The catalogue for "Black Alphabet" pays special tribute to one of our area's former neighbors: His Excellence Mr. Victor Ashe, the U.S. Ambassador to Poland, who was for many years the mayor of Knoxville, Tennessee. The Ambassador was so kind in inviting John Gaines, former mayor of Bristol, Tennessee, and my husband and me to the ambassador's residence. There we had an artistic surprise!
The Ambassador and his wife have chosen to decorate the residence with works of art by East Tennessee luminaries: glass artists Tommie Rush and Richard Jolley, sculptor and painter Jim Gray, fiber artist Betsy Wooden, and self-taught Smoky Mountains painter Ron Williams. Prominent in the house is an antique Tennessee quilt from Mrs. Ashe's family.
Public art in Warsaw is varied. Sculptures of a mermaid, the traditional symbol of Warsaw, are popular. (Legend attributes the city's name to a mermaid who asked lovers, Wars and Zawa, to found a city and call it Warszawa.) The mermaid is typically depicted with sword and shield, protecting her city on the shores of the Vistula River. Surviving from the 17th century is a bronze statue of an early ruler sitting atop a 72-foot-high column. In 1989, a monumental sculpture honoring the 1944 Warsaw Uprising was installed. In a major city park, formerly a Royal Garden, an impressive Chopin Memorial honoring Poland's best known composer (Frederic Chopin, 1810-49), was unveiled in 1929; destroyed under the Nazis; and after the war, recast and installed.

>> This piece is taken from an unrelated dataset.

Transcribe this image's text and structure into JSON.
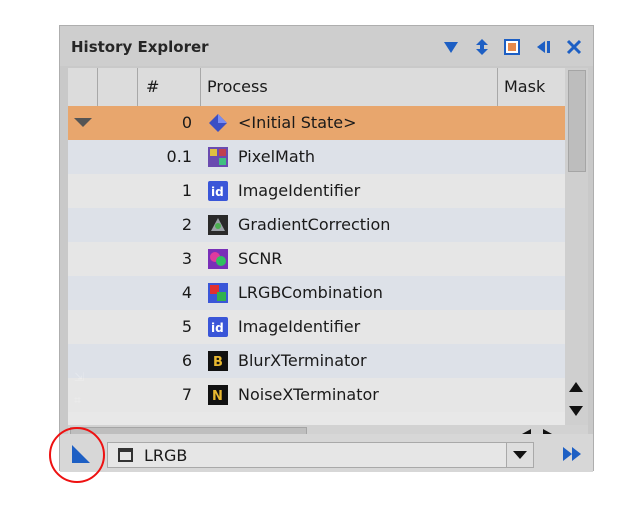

Poland is a complicated land and its people filled with contradictions and challenges, especially as it reconciles church and state issues, the past symbolized by Auschwitz, and the future dominated by the challenges of democracy and a free market economy. Most inspiring is the evident vitality of art as a reflector and leader in every segment of society. Next month, I will share my impressions of Krakow, Poland, a UNESCO World Heritage Site and a repository of great art. Meanwhile, I extend heartfelt wishes for a healthy, art-filled holiday season.
An Art Deco monument honors composer Frederic Chopin.